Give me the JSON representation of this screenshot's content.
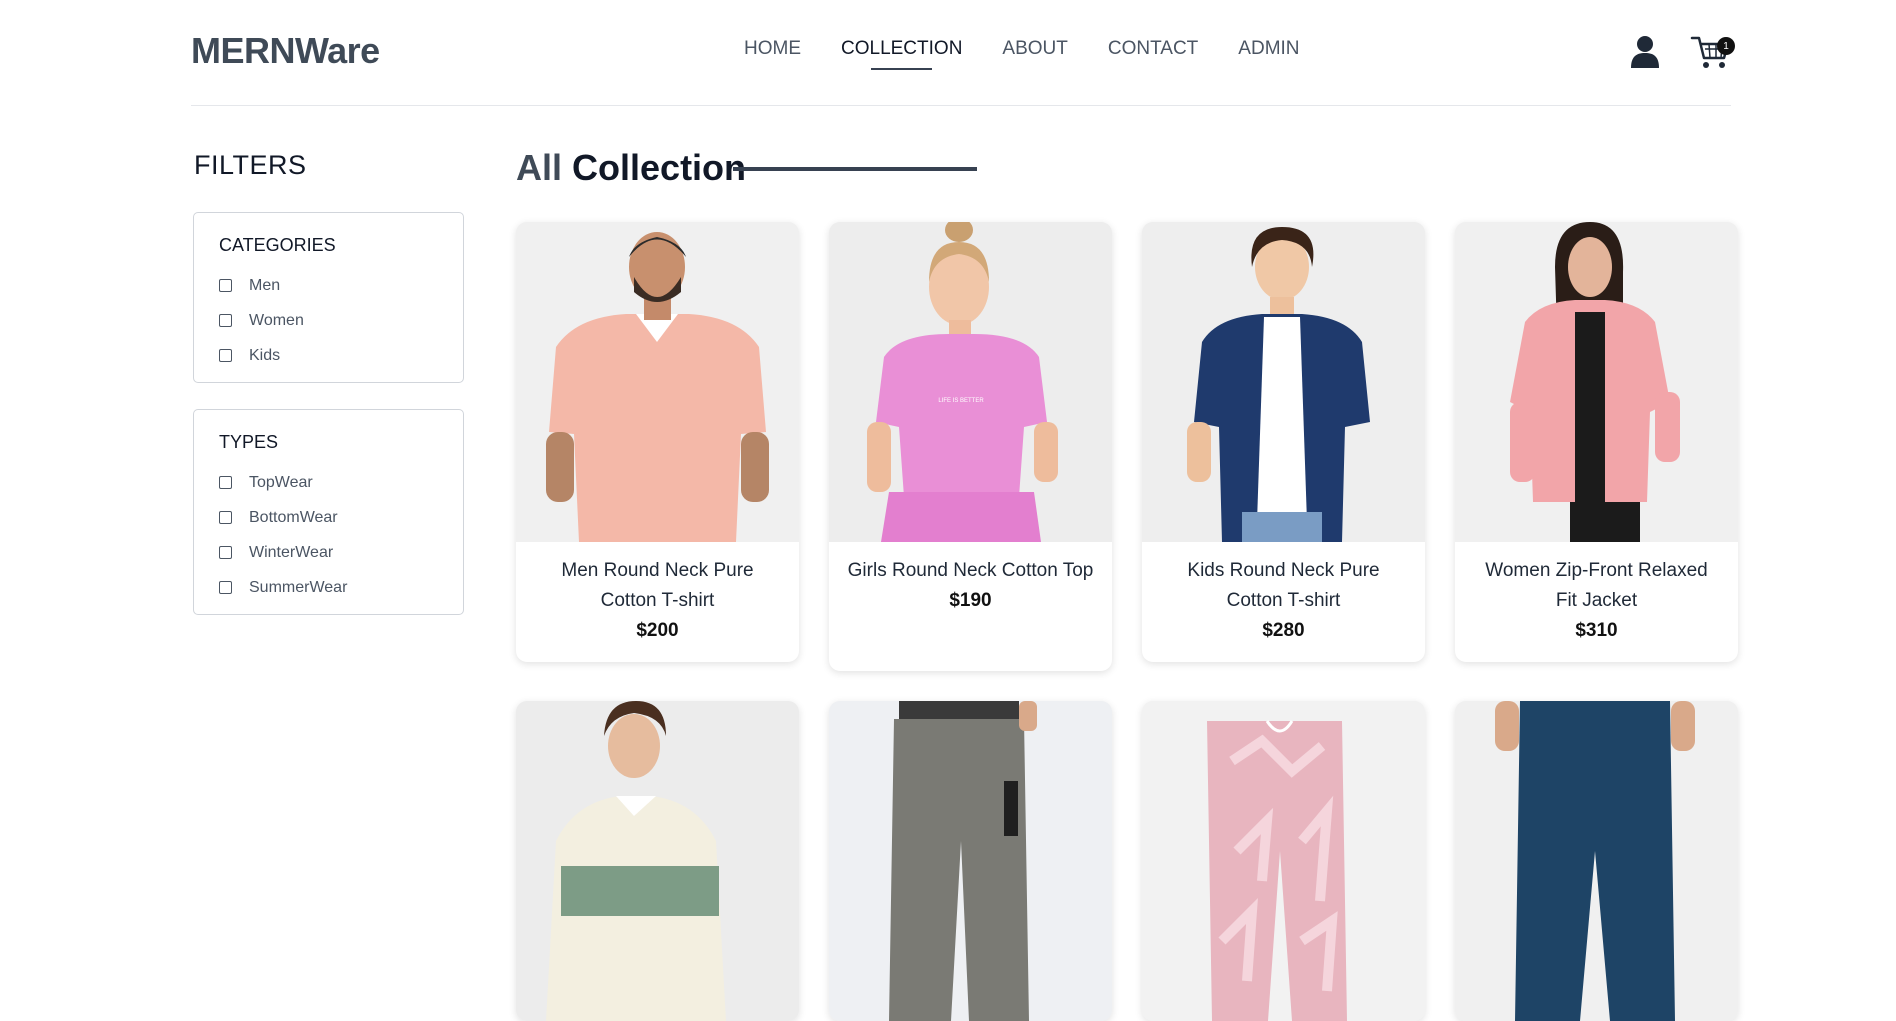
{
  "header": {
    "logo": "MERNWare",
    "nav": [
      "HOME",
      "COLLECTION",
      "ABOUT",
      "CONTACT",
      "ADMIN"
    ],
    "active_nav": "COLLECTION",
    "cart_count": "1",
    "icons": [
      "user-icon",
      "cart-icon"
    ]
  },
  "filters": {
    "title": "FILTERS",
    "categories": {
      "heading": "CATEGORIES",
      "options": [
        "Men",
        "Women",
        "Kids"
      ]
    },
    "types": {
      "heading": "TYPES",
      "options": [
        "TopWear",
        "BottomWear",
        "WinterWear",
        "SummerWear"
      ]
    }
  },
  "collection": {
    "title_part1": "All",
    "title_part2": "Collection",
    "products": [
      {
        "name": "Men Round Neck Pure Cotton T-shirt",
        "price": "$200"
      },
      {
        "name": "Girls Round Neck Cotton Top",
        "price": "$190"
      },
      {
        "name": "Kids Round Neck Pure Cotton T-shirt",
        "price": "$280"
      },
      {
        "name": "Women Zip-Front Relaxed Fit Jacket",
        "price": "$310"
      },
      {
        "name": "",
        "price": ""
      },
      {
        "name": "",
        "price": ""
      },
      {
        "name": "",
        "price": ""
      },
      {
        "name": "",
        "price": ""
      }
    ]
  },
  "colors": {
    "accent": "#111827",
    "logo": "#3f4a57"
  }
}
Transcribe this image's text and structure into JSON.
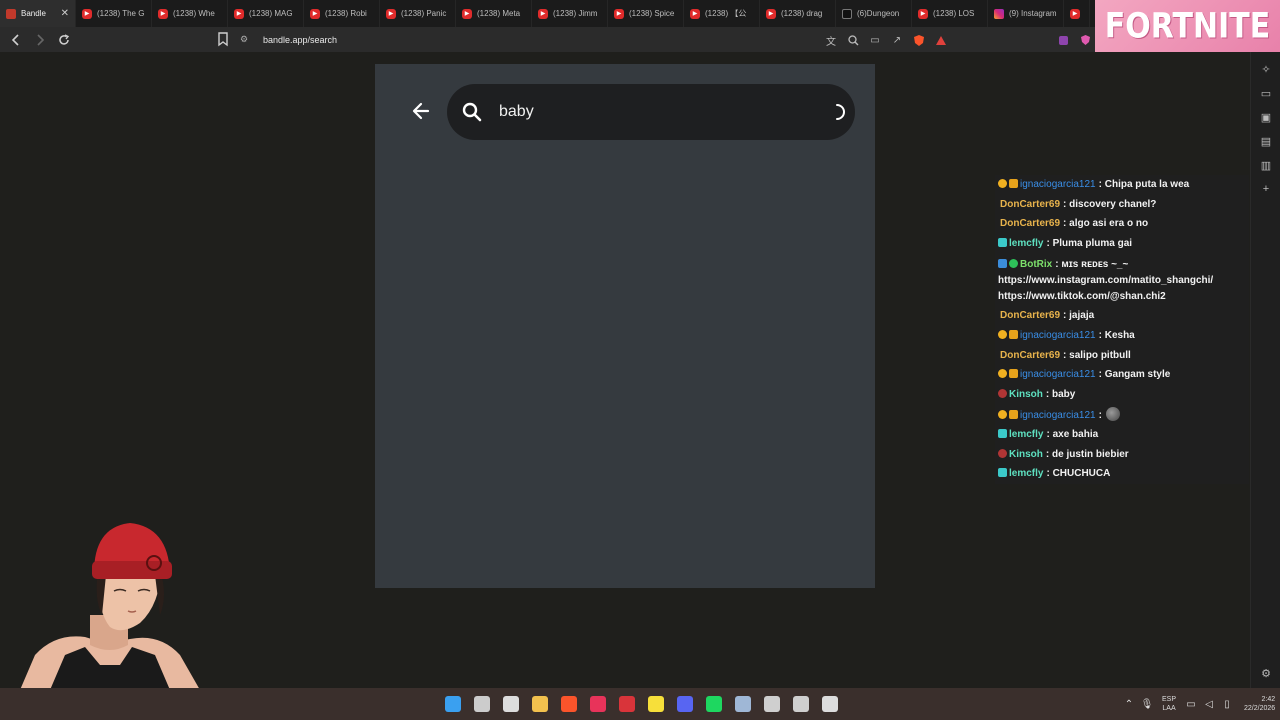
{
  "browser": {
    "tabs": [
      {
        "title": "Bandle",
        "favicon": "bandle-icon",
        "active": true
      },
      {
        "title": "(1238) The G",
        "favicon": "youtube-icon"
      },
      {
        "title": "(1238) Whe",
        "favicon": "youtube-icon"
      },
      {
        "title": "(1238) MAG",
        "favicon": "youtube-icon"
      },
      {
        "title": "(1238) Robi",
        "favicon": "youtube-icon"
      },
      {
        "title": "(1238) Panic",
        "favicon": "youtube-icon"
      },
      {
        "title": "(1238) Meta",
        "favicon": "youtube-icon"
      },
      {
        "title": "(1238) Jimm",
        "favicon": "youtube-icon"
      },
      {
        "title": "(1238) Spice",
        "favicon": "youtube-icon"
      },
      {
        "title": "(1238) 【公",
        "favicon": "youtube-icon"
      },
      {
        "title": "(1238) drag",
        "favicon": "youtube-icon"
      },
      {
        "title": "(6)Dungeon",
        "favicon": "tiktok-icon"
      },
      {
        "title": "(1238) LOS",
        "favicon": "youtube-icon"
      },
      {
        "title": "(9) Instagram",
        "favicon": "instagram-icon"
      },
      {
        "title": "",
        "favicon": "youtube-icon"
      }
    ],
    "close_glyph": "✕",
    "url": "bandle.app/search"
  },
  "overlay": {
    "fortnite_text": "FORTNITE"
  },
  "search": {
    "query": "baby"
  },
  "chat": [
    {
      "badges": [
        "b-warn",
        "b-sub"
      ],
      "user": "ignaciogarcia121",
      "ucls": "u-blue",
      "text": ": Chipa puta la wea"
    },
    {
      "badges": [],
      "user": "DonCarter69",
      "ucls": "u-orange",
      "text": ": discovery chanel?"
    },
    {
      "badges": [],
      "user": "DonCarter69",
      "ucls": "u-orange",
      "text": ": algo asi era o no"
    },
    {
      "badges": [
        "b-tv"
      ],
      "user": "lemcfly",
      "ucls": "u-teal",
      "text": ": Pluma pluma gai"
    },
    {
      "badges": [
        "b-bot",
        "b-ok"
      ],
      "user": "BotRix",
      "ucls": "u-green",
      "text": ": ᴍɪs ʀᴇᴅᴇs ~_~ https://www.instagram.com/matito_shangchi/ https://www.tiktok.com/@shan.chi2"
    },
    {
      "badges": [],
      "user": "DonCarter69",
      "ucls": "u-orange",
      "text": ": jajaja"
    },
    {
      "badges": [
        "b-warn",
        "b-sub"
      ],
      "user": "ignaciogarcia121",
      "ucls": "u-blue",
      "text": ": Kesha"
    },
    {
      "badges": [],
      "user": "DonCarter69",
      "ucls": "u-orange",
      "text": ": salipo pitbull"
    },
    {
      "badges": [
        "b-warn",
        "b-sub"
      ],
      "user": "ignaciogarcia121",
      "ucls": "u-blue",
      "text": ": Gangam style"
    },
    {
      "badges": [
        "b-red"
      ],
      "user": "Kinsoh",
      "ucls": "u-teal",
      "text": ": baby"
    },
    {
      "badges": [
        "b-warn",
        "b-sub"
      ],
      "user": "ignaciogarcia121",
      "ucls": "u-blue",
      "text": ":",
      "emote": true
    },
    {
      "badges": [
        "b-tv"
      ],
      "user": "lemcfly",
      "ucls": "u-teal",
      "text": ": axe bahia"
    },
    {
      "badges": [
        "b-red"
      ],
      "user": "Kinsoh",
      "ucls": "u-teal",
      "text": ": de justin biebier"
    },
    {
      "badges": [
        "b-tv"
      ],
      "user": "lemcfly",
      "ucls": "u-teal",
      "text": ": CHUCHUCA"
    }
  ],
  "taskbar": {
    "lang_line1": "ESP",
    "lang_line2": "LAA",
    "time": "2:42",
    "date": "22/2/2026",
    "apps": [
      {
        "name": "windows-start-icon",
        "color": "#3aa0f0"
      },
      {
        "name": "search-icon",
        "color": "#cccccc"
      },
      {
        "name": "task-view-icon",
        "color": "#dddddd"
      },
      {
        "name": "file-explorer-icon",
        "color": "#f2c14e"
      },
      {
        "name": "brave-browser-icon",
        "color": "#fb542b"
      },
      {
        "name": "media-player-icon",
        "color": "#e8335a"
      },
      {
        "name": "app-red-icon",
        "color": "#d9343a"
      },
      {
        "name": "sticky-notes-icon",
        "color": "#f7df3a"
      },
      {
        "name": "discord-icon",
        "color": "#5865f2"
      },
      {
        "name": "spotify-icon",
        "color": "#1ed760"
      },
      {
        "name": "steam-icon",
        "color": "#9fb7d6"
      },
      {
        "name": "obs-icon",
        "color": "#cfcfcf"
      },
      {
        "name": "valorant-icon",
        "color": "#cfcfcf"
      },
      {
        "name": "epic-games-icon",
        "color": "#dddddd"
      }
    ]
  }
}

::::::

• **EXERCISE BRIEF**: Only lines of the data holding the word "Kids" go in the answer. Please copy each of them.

• **YOUR SOLUTION**:
        "Kids"
        "name": "Kids Round Neck Pure Cotton T-shirt",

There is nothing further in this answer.